# EXERCISE OBJECTIVE
Counting only lines below that contain the string "content", give the total as a single number.

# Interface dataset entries

^^^^^^^^^^^^^^^^

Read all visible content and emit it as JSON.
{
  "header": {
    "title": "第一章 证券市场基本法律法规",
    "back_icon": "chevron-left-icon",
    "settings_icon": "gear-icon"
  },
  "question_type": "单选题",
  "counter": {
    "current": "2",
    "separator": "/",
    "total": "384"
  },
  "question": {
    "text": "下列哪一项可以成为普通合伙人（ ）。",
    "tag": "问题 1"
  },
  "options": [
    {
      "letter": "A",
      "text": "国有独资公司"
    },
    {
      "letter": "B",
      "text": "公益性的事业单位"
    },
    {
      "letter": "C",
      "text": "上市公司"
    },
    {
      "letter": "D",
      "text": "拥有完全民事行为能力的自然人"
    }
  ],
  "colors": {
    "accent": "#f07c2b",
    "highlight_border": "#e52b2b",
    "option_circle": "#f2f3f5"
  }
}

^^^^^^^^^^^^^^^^

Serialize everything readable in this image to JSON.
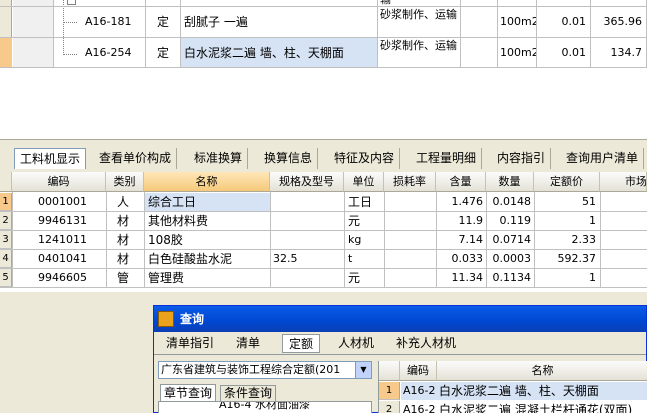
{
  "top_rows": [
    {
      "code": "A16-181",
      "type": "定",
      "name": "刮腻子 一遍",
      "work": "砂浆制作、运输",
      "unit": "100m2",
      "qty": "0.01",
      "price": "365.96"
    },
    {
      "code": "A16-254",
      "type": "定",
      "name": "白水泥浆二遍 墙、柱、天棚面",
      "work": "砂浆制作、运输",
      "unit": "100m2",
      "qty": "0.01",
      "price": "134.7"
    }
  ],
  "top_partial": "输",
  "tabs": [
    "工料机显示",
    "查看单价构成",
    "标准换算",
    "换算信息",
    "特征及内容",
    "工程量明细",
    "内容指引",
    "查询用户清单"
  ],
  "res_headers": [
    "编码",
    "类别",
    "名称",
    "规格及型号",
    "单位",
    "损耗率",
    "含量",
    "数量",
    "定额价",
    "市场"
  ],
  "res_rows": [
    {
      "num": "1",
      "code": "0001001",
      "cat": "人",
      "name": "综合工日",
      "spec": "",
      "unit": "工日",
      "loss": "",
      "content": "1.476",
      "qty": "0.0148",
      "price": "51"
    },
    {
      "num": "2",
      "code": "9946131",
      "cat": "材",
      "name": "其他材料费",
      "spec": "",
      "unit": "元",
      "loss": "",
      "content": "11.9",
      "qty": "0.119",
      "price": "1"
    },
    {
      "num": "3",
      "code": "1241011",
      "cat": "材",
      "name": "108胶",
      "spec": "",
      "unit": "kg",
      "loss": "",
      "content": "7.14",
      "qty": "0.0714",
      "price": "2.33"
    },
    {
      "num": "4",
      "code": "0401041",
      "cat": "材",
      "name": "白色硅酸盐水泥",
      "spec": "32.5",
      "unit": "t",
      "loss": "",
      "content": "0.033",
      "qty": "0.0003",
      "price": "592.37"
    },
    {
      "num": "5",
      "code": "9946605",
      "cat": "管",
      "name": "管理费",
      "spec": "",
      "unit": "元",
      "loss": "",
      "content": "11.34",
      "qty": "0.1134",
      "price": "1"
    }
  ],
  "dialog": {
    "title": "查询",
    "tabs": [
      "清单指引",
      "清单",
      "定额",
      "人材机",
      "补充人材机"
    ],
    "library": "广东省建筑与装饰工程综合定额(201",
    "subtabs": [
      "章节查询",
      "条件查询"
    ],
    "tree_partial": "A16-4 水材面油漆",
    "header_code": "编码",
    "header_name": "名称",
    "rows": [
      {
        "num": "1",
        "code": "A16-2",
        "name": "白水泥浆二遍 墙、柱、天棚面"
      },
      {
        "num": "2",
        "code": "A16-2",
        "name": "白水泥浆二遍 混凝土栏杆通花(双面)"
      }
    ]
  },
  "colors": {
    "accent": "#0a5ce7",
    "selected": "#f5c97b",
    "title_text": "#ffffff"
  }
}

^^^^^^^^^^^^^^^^

# YOUR SOLUTION
6